Record set ->
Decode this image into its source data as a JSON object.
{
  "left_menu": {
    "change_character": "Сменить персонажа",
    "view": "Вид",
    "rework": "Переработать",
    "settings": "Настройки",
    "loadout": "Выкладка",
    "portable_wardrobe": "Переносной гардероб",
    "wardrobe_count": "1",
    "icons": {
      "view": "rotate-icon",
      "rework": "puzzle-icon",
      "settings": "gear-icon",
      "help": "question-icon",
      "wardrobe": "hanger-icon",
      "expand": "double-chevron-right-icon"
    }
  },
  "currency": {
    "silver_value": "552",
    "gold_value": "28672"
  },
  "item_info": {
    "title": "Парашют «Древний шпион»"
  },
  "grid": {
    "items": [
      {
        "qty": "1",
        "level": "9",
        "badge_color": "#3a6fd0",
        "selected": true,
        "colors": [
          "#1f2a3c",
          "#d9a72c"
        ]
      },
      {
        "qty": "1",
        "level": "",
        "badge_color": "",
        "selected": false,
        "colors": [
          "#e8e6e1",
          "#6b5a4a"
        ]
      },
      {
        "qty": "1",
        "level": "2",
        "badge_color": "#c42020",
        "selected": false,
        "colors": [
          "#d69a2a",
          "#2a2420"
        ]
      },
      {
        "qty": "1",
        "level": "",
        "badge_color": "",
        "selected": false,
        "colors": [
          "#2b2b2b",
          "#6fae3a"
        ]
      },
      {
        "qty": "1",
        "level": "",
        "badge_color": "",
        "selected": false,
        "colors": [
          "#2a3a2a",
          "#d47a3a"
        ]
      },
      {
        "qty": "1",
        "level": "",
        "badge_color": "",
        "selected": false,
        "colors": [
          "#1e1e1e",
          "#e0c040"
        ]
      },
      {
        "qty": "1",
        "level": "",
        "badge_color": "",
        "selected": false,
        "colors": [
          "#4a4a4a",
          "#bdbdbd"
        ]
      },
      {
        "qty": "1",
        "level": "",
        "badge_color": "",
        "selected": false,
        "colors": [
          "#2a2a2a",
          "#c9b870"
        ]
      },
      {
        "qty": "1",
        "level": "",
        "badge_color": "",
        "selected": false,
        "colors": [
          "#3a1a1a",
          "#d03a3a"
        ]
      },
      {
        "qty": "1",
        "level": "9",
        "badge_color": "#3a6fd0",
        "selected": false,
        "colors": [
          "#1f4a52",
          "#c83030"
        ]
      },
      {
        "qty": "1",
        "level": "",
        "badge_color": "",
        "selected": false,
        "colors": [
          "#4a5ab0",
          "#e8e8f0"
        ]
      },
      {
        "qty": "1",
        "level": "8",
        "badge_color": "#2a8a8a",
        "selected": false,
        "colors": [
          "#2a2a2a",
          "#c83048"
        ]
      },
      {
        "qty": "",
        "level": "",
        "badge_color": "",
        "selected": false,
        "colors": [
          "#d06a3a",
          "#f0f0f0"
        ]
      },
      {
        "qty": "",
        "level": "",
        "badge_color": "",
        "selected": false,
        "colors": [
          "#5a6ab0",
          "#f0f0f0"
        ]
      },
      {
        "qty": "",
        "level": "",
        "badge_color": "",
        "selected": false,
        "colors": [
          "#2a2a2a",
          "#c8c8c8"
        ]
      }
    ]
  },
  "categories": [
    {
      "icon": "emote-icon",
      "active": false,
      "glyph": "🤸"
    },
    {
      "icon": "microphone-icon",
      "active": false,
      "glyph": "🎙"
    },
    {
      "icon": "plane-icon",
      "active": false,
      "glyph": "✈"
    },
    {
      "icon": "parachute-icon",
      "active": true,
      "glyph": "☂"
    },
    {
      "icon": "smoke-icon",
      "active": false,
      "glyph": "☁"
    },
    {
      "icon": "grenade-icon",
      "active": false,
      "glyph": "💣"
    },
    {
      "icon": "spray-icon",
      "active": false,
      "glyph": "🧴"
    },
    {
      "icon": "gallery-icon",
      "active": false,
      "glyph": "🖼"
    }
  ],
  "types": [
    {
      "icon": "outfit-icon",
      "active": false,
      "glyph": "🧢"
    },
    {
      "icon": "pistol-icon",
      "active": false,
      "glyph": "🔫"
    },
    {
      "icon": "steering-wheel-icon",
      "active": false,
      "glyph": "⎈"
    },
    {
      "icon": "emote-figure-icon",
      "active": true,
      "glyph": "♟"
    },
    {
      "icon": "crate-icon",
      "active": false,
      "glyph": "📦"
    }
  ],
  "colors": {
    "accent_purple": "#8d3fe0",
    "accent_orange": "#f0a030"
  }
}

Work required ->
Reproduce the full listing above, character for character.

Solution to this task ->
Decode this image into its source data as a JSON object.
{
  "left_menu": {
    "change_character": "Сменить персонажа",
    "view": "Вид",
    "rework": "Переработать",
    "settings": "Настройки",
    "loadout": "Выкладка",
    "portable_wardrobe": "Переносной гардероб",
    "wardrobe_count": "1",
    "icons": {
      "view": "rotate-icon",
      "rework": "puzzle-icon",
      "settings": "gear-icon",
      "help": "question-icon",
      "wardrobe": "hanger-icon",
      "expand": "double-chevron-right-icon"
    }
  },
  "currency": {
    "silver_value": "552",
    "gold_value": "28672"
  },
  "item_info": {
    "title": "Парашют «Древний шпион»"
  },
  "grid": {
    "items": [
      {
        "qty": "1",
        "level": "9",
        "badge_color": "#3a6fd0",
        "selected": true,
        "colors": [
          "#1f2a3c",
          "#d9a72c"
        ]
      },
      {
        "qty": "1",
        "level": "",
        "badge_color": "",
        "selected": false,
        "colors": [
          "#e8e6e1",
          "#6b5a4a"
        ]
      },
      {
        "qty": "1",
        "level": "2",
        "badge_color": "#c42020",
        "selected": false,
        "colors": [
          "#d69a2a",
          "#2a2420"
        ]
      },
      {
        "qty": "1",
        "level": "",
        "badge_color": "",
        "selected": false,
        "colors": [
          "#2b2b2b",
          "#6fae3a"
        ]
      },
      {
        "qty": "1",
        "level": "",
        "badge_color": "",
        "selected": false,
        "colors": [
          "#2a3a2a",
          "#d47a3a"
        ]
      },
      {
        "qty": "1",
        "level": "",
        "badge_color": "",
        "selected": false,
        "colors": [
          "#1e1e1e",
          "#e0c040"
        ]
      },
      {
        "qty": "1",
        "level": "",
        "badge_color": "",
        "selected": false,
        "colors": [
          "#4a4a4a",
          "#bdbdbd"
        ]
      },
      {
        "qty": "1",
        "level": "",
        "badge_color": "",
        "selected": false,
        "colors": [
          "#2a2a2a",
          "#c9b870"
        ]
      },
      {
        "qty": "1",
        "level": "",
        "badge_color": "",
        "selected": false,
        "colors": [
          "#3a1a1a",
          "#d03a3a"
        ]
      },
      {
        "qty": "1",
        "level": "9",
        "badge_color": "#3a6fd0",
        "selected": false,
        "colors": [
          "#1f4a52",
          "#c83030"
        ]
      },
      {
        "qty": "1",
        "level": "",
        "badge_color": "",
        "selected": false,
        "colors": [
          "#4a5ab0",
          "#e8e8f0"
        ]
      },
      {
        "qty": "1",
        "level": "8",
        "badge_color": "#2a8a8a",
        "selected": false,
        "colors": [
          "#2a2a2a",
          "#c83048"
        ]
      },
      {
        "qty": "",
        "level": "",
        "badge_color": "",
        "selected": false,
        "colors": [
          "#d06a3a",
          "#f0f0f0"
        ]
      },
      {
        "qty": "",
        "level": "",
        "badge_color": "",
        "selected": false,
        "colors": [
          "#5a6ab0",
          "#f0f0f0"
        ]
      },
      {
        "qty": "",
        "level": "",
        "badge_color": "",
        "selected": false,
        "colors": [
          "#2a2a2a",
          "#c8c8c8"
        ]
      }
    ]
  },
  "categories": [
    {
      "icon": "emote-icon",
      "active": false,
      "glyph": "🤸"
    },
    {
      "icon": "microphone-icon",
      "active": false,
      "glyph": "🎙"
    },
    {
      "icon": "plane-icon",
      "active": false,
      "glyph": "✈"
    },
    {
      "icon": "parachute-icon",
      "active": true,
      "glyph": "☂"
    },
    {
      "icon": "smoke-icon",
      "active": false,
      "glyph": "☁"
    },
    {
      "icon": "grenade-icon",
      "active": false,
      "glyph": "💣"
    },
    {
      "icon": "spray-icon",
      "active": false,
      "glyph": "🧴"
    },
    {
      "icon": "gallery-icon",
      "active": false,
      "glyph": "🖼"
    }
  ],
  "types": [
    {
      "icon": "outfit-icon",
      "active": false,
      "glyph": "🧢"
    },
    {
      "icon": "pistol-icon",
      "active": false,
      "glyph": "🔫"
    },
    {
      "icon": "steering-wheel-icon",
      "active": false,
      "glyph": "⎈"
    },
    {
      "icon": "emote-figure-icon",
      "active": true,
      "glyph": "♟"
    },
    {
      "icon": "crate-icon",
      "active": false,
      "glyph": "📦"
    }
  ],
  "colors": {
    "accent_purple": "#8d3fe0",
    "accent_orange": "#f0a030"
  }
}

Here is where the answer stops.